- Formation Damage MechanismSkinUploaded byBolsec14
- Pressure Transient Well Testing Encountered ComplexitiesUploaded byBolsec14
- A Study of Formation Damage at Different EnviromentsUploaded byBolsec14
- Gas Condensate PVT.pdfUploaded byAlejandra Maleja Rivas
- Fracturing abstractUploaded byMounirBounouara
- Diagnostic Fracture Injection Tests in Ultra Low Perm FormationsUploaded byBolsec14

- AUtomotive Heat ExchangerUploaded bysantoshkumarvenu
- 2 Thermal BCUploaded byAnonymous 17ihTauS5
- Olp Gce Mech & Heat Ct 5Uploaded byShabbir H. Khan
- 06 Heat TransferUploaded bySrijan Verma
- Huraian Sukatan Pelajaran Science Form 1Uploaded byNaim Ahmad
- Industrial FurnacesUploaded byasif712
- Chapter 7 - Heat 1. Diagram 1 Below Shows TheUploaded byRozaini Othman
- Class 11 ch 14 HeatUploaded byBibhu Biswal
- Transport+Phenomena-Energy-Chap+8-9Uploaded byBilal Kazmi

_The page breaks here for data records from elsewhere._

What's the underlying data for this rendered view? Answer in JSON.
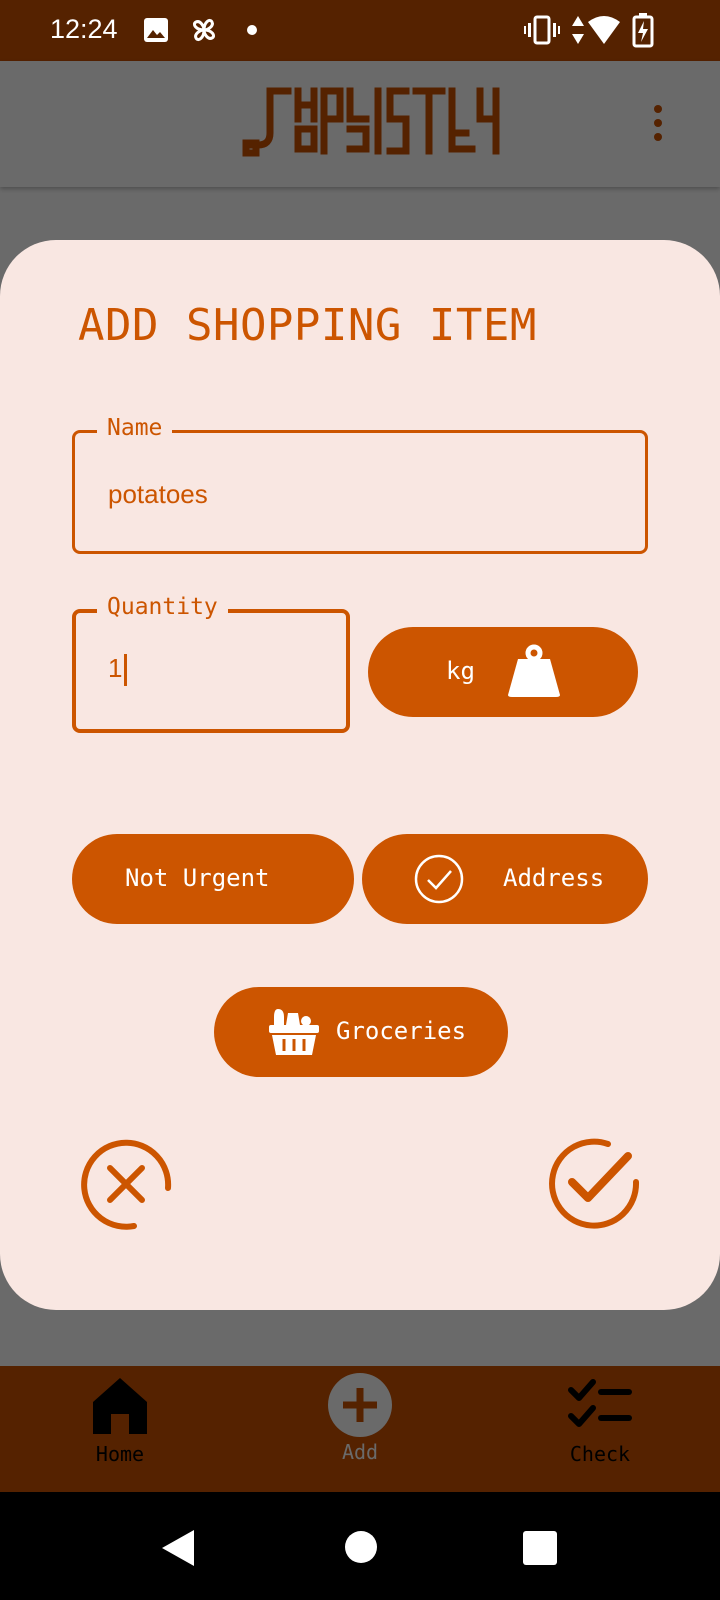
{
  "status_bar": {
    "time": "12:24",
    "icons": [
      "image-icon",
      "pinwheel-icon",
      "dot-icon",
      "vibrate-icon",
      "data-arrows-icon",
      "wifi-icon",
      "battery-charging-icon"
    ]
  },
  "app_bar": {
    "logo_text": "SHOPPISTLY",
    "menu_icon": "more-vert-icon"
  },
  "dialog": {
    "title": "ADD SHOPPING ITEM",
    "name_field": {
      "label": "Name",
      "value": "potatoes"
    },
    "quantity_field": {
      "label": "Quantity",
      "value": "1"
    },
    "unit_button": {
      "label": "kg",
      "icon": "weight-icon"
    },
    "urgency_button": {
      "label": "Not Urgent"
    },
    "address_button": {
      "label": "Address",
      "icon": "check-circle-icon"
    },
    "category_button": {
      "label": "Groceries",
      "icon": "grocery-basket-icon"
    },
    "cancel_icon": "cancel-circle-icon",
    "confirm_icon": "confirm-check-icon"
  },
  "bottom_nav": {
    "items": [
      {
        "label": "Home",
        "icon": "home-icon"
      },
      {
        "label": "Add",
        "icon": "add-circle-icon"
      },
      {
        "label": "Check",
        "icon": "checklist-icon"
      }
    ]
  },
  "colors": {
    "accent": "#cc5500",
    "brand_dark": "#552200",
    "dialog_bg": "#f9e7e2",
    "scrim": "#6a6a6a"
  }
}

- ME Elective SubjectUploaded byGyan Prakash Verma
- heat transfer lesson plan - revisedUploaded byapi-232744621
- b.e_m.e_syallabusUploaded byAnaruzzaman Sheikh
- Heat Transfer RrUploaded byNizam Institute of Engineering and Technology Library
- Lab 1.pdfUploaded byHarshita Sharda
- EML-4142-Syllabus_SP-2014.pdfUploaded byBrandy Mathews
- [Bme Apr 2015] Course Outline (Mehb323)Uploaded byPraviin Jayakumar
- Heat Transfer.pdfUploaded byririscahyani
- webquest conduction convection radiationUploaded byapi-259781257
- 139438_DSUploaded byLeneschi Alexandru
- 4th SEMESTER SyllabusUploaded bySaurabh Kalita
- Thermal Analysis ApproachesUploaded byJames Kuria
- Thermal Power Engineering SyllabusUploaded bySrikanth Srinivas
- Heat Conduction of a Circular Hollow Cylinder amidst Mixed Boundary ConditionsUploaded byInnovative Research Publications
- A Dropwise Condensation Model Using Nano Scale Pin Structured SurfaceUploaded byJuvy A. Balbarona
- First Order de Problem Set 2010 Math 208Uploaded byJen Chavez
- IECEP Identification CopyUploaded byDominic Mendoza
- MKP3V120-DUploaded byRidersronald
- Heat Chap02 094Uploaded bysaeid
- Catálogo- Hardening AppNoteUploaded byEnriqueGarrido
- middleby homework_4-2-07.pdfUploaded byCarlos Castillo Urrunaga